[Start of section]
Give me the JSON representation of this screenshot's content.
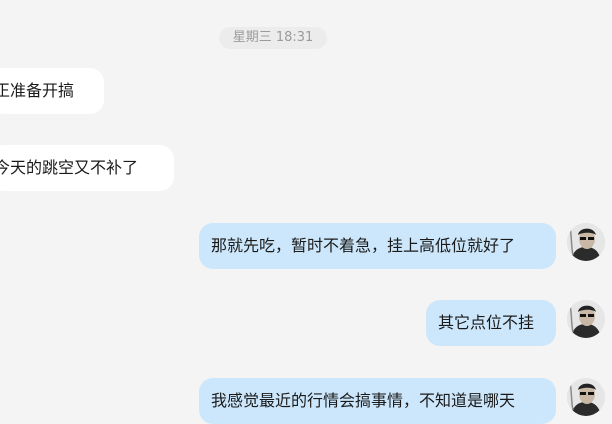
{
  "chat": {
    "timestamp": "星期三 18:31",
    "messages": [
      {
        "side": "left",
        "text": "正准备开搞"
      },
      {
        "side": "left",
        "text": "今天的跳空又不补了"
      },
      {
        "side": "right",
        "text": "那就先吃，暂时不着急，挂上高低位就好了"
      },
      {
        "side": "right",
        "text": "其它点位不挂"
      },
      {
        "side": "right",
        "text": "我感觉最近的行情会搞事情，不知道是哪天"
      }
    ]
  },
  "colors": {
    "background": "#f4f4f4",
    "incoming_bubble": "#ffffff",
    "outgoing_bubble": "#cce7fb",
    "timestamp_text": "#9b9b9b"
  },
  "icons": {
    "avatar": "user-avatar-photo"
  }
}
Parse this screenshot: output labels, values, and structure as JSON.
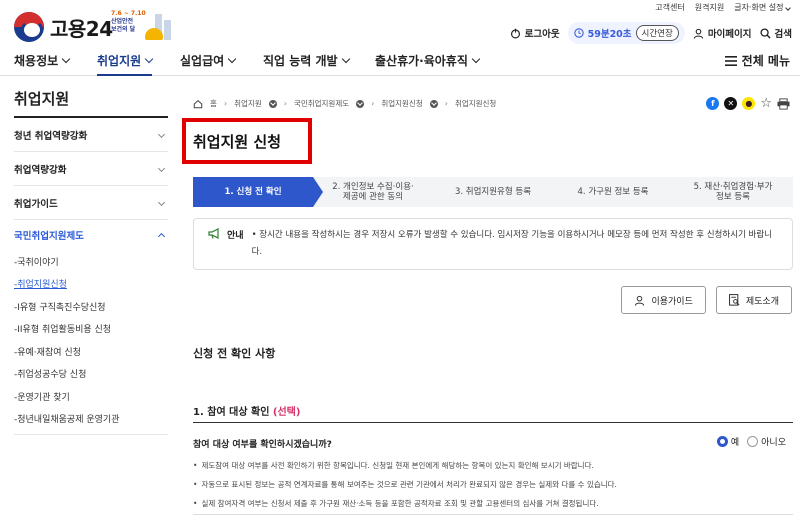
{
  "util": [
    "고객센터",
    "원격지원",
    "글자·화면 설정"
  ],
  "logo": {
    "text": "고용24",
    "promo_dates": "7.6 ~ 7.10",
    "promo_line1": "산업안전",
    "promo_line2": "보건의 달"
  },
  "header": {
    "logout": "로그아웃",
    "timer": "59분20초",
    "extend": "시간연장",
    "mypage": "마이페이지",
    "search": "검색"
  },
  "gnb": {
    "items": [
      "채용정보",
      "취업지원",
      "실업급여",
      "직업 능력 개발",
      "출산휴가·육아휴직"
    ],
    "active_index": 1,
    "all_menu": "전체 메뉴"
  },
  "sidebar": {
    "title": "취업지원",
    "sections": [
      "청년 취업역량강화",
      "취업역량강화",
      "취업가이드"
    ],
    "open_section": "국민취업지원제도",
    "subitems": [
      "-국취이야기",
      "-취업지원신청",
      "-I유형 구직촉진수당신청",
      "-II유형 취업활동비용 신청",
      "-유예·재참여 신청",
      "-취업성공수당 신청",
      "-운영기관 찾기",
      "-청년내일채움공제 운영기관"
    ],
    "active_sub_index": 1
  },
  "breadcrumb": [
    "홈",
    "취업지원",
    "국민취업지원제도",
    "취업지원신청",
    "취업지원신청"
  ],
  "page_title": "취업지원 신청",
  "steps": [
    "1. 신청 전 확인",
    "2. 개인정보 수집·이용·\n제공에 관한 동의",
    "3. 취업지원유형 등록",
    "4. 가구원 정보 등록",
    "5. 재산·취업경험·부가\n정보 등록"
  ],
  "notice": {
    "label": "안내",
    "text": "• 장시간 내용을 작성하시는 경우 저장시 오류가 발생할 수 있습니다. 임시저장 기능을 이용하시거나 메모장 등에 먼저 작성한 후 신청하시기 바랍니다."
  },
  "buttons": {
    "guide": "이용가이드",
    "intro": "제도소개"
  },
  "section_title": "신청 전 확인 사항",
  "subsection": {
    "title": "1. 참여 대상 확인 ",
    "accent": "(선택)"
  },
  "question": "참여 대상 여부를 확인하시겠습니까?",
  "radios": {
    "yes": "예",
    "no": "아니오",
    "selected": "yes"
  },
  "bullets": [
    "제도참여 대상 여부를 사전 확인하기 위한 항목입니다. 신청일 현재 본인에게 해당하는 항목이 있는지 확인해 보시기 바랍니다.",
    "자동으로 표시된 정보는 공적 연계자료를 통해 보여주는 것으로 관련 기관에서 처리가 완료되지 않은 경우는 실제와 다를 수 있습니다.",
    "실제 참여자격 여부는 신청서 제출 후 가구원 재산·소득 등을 포함한 공적자료 조회 및 관할 고용센터의 심사를 거쳐 결정됩니다."
  ],
  "colors": {
    "primary": "#2e57cc",
    "highlight_box": "#e00000",
    "accent": "#d6336c"
  }
}
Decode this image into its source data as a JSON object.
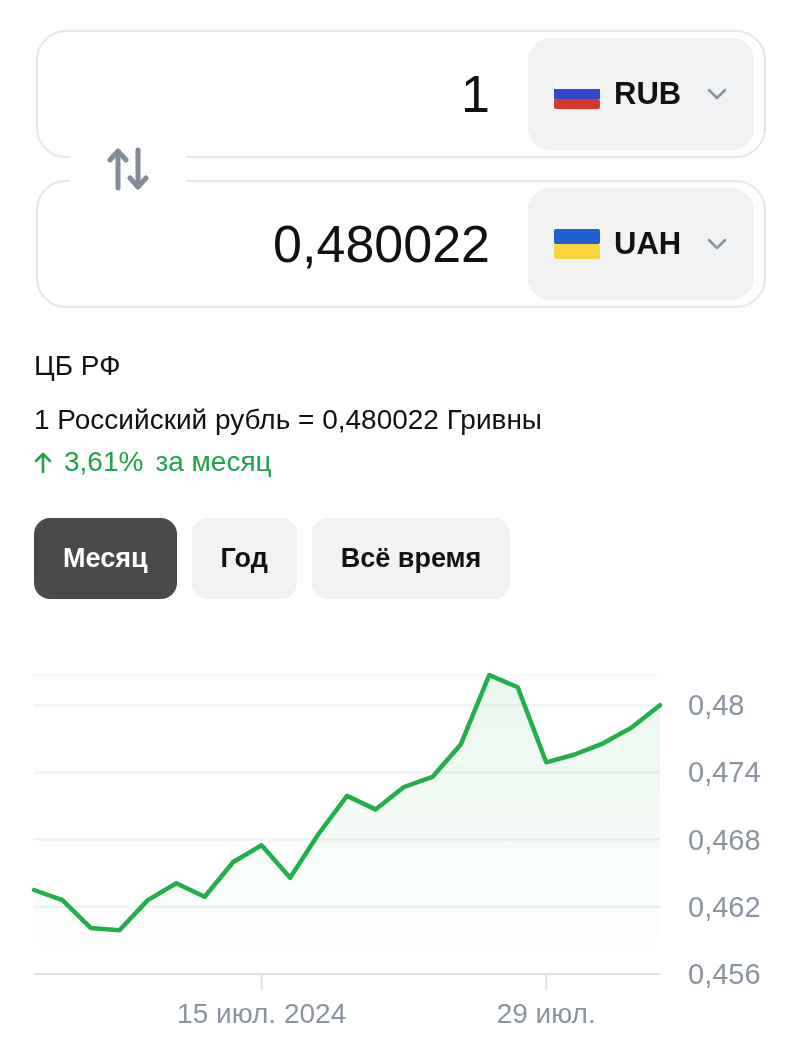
{
  "converter": [
    {
      "amount": "1",
      "currency": "RUB",
      "kind": "ru"
    },
    {
      "amount": "0,480022",
      "currency": "UAH",
      "kind": "ua"
    }
  ],
  "source": "ЦБ РФ",
  "rate_text": "1 Российский рубль = 0,480022 Гривны",
  "change": {
    "kind": "up",
    "value": "3,61%",
    "period": "за месяц"
  },
  "periods": [
    {
      "label": "Месяц",
      "selected": true
    },
    {
      "label": "Год",
      "selected": false
    },
    {
      "label": "Всё время",
      "selected": false
    }
  ],
  "chart_data": {
    "type": "area",
    "categories": [
      null,
      null,
      null,
      null,
      null,
      null,
      null,
      null,
      "15 июл. 2024",
      null,
      null,
      null,
      null,
      null,
      null,
      null,
      null,
      null,
      "29 июл.",
      null,
      null,
      null,
      null
    ],
    "series": [
      {
        "color": "#1fb04a",
        "values": [
          0.4635,
          0.4626,
          0.4601,
          0.4599,
          0.4626,
          0.4641,
          0.4629,
          0.466,
          0.4675,
          0.4646,
          0.4685,
          0.4719,
          0.4707,
          0.4727,
          0.4736,
          0.4765,
          0.4827,
          0.4816,
          0.4749,
          0.4756,
          0.4766,
          0.478,
          0.48
        ]
      }
    ],
    "ylim": [
      0.456,
      0.4827
    ],
    "grid": true,
    "yticks": [
      {
        "value": 0.48,
        "label": "0,48"
      },
      {
        "value": 0.474,
        "label": "0,474"
      },
      {
        "value": 0.468,
        "label": "0,468"
      },
      {
        "value": 0.462,
        "label": "0,462"
      },
      {
        "value": 0.456,
        "label": "0,456"
      }
    ]
  }
}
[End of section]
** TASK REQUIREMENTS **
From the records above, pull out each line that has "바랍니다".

** ANSWER TO THIS PROBLEM **
    "text": "• 장시간 내용을 작성하시는 경우 저장시 오류가 발생할 수 있습니다. 임시저장 기능을 이용하시거나 메모장 등에 먼저 작성한 후 신청하시기 바랍니다."
    "제도참여 대상 여부를 사전 확인하기 위한 항목입니다. 신청일 현재 본인에게 해당하는 항목이 있는지 확인해 보시기 바랍니다.",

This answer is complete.